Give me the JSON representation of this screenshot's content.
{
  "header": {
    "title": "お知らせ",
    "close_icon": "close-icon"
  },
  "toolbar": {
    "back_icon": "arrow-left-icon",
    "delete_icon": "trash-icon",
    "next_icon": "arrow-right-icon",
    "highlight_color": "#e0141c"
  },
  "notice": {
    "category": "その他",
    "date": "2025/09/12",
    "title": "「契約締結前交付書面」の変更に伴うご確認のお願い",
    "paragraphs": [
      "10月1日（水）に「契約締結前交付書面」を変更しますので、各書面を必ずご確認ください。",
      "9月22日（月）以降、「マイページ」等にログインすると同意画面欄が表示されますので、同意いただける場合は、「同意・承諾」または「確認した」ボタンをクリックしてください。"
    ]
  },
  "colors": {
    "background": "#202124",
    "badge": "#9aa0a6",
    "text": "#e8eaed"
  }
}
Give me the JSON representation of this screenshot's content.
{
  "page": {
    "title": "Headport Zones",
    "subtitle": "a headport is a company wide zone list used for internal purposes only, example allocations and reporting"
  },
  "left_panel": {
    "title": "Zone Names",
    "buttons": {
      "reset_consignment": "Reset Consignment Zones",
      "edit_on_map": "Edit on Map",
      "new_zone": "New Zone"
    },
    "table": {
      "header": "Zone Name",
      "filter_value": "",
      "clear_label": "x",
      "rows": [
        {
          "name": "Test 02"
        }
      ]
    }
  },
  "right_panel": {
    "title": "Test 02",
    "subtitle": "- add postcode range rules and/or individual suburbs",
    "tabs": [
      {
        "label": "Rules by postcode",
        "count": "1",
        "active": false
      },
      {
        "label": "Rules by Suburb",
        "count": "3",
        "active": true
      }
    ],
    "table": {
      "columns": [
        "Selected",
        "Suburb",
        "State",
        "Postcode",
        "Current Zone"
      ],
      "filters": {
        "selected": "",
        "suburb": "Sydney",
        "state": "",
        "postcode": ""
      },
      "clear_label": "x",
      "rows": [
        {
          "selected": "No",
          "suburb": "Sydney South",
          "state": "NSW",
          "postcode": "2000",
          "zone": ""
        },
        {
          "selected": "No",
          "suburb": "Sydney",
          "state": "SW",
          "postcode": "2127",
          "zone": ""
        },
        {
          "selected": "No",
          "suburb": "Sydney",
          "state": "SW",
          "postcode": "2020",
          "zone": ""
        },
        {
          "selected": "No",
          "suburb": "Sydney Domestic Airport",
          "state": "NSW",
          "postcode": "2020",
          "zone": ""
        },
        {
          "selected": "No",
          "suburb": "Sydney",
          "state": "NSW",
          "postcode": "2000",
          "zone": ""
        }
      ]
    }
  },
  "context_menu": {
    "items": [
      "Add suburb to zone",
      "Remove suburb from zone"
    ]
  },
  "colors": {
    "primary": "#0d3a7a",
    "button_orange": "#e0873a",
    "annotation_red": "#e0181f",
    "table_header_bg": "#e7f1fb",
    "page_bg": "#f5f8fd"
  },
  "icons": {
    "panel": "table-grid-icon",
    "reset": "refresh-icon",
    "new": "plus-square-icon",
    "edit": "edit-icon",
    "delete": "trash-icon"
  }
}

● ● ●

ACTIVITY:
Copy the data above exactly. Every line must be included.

EXERCISE RESPONSE:
Give me the JSON representation of this screenshot's content.
{
  "header": {
    "title": "お知らせ",
    "close_icon": "close-icon"
  },
  "toolbar": {
    "back_icon": "arrow-left-icon",
    "delete_icon": "trash-icon",
    "next_icon": "arrow-right-icon",
    "highlight_color": "#e0141c"
  },
  "notice": {
    "category": "その他",
    "date": "2025/09/12",
    "title": "「契約締結前交付書面」の変更に伴うご確認のお願い",
    "paragraphs": [
      "10月1日（水）に「契約締結前交付書面」を変更しますので、各書面を必ずご確認ください。",
      "9月22日（月）以降、「マイページ」等にログインすると同意画面欄が表示されますので、同意いただける場合は、「同意・承諾」または「確認した」ボタンをクリックしてください。"
    ]
  },
  "colors": {
    "background": "#202124",
    "badge": "#9aa0a6",
    "text": "#e8eaed"
  }
}
Give me the JSON representation of this screenshot's content.
{
  "page": {
    "title": "Headport Zones",
    "subtitle": "a headport is a company wide zone list used for internal purposes only, example allocations and reporting"
  },
  "left_panel": {
    "title": "Zone Names",
    "buttons": {
      "reset_consignment": "Reset Consignment Zones",
      "edit_on_map": "Edit on Map",
      "new_zone": "New Zone"
    },
    "table": {
      "header": "Zone Name",
      "filter_value": "",
      "clear_label": "x",
      "rows": [
        {
          "name": "Test 02"
        }
      ]
    }
  },
  "right_panel": {
    "title": "Test 02",
    "subtitle": "- add postcode range rules and/or individual suburbs",
    "tabs": [
      {
        "label": "Rules by postcode",
        "count": "1",
        "active": false
      },
      {
        "label": "Rules by Suburb",
        "count": "3",
        "active": true
      }
    ],
    "table": {
      "columns": [
        "Selected",
        "Suburb",
        "State",
        "Postcode",
        "Current Zone"
      ],
      "filters": {
        "selected": "",
        "suburb": "Sydney",
        "state": "",
        "postcode": ""
      },
      "clear_label": "x",
      "rows": [
        {
          "selected": "No",
          "suburb": "Sydney South",
          "state": "NSW",
          "postcode": "2000",
          "zone": ""
        },
        {
          "selected": "No",
          "suburb": "Sydney",
          "state": "SW",
          "postcode": "2127",
          "zone": ""
        },
        {
          "selected": "No",
          "suburb": "Sydney",
          "state": "SW",
          "postcode": "2020",
          "zone": ""
        },
        {
          "selected": "No",
          "suburb": "Sydney Domestic Airport",
          "state": "NSW",
          "postcode": "2020",
          "zone": ""
        },
        {
          "selected": "No",
          "suburb": "Sydney",
          "state": "NSW",
          "postcode": "2000",
          "zone": ""
        }
      ]
    }
  },
  "context_menu": {
    "items": [
      "Add suburb to zone",
      "Remove suburb from zone"
    ]
  },
  "colors": {
    "primary": "#0d3a7a",
    "button_orange": "#e0873a",
    "annotation_red": "#e0181f",
    "table_header_bg": "#e7f1fb",
    "page_bg": "#f5f8fd"
  },
  "icons": {
    "panel": "table-grid-icon",
    "reset": "refresh-icon",
    "new": "plus-square-icon",
    "edit": "edit-icon",
    "delete": "trash-icon"
  }
}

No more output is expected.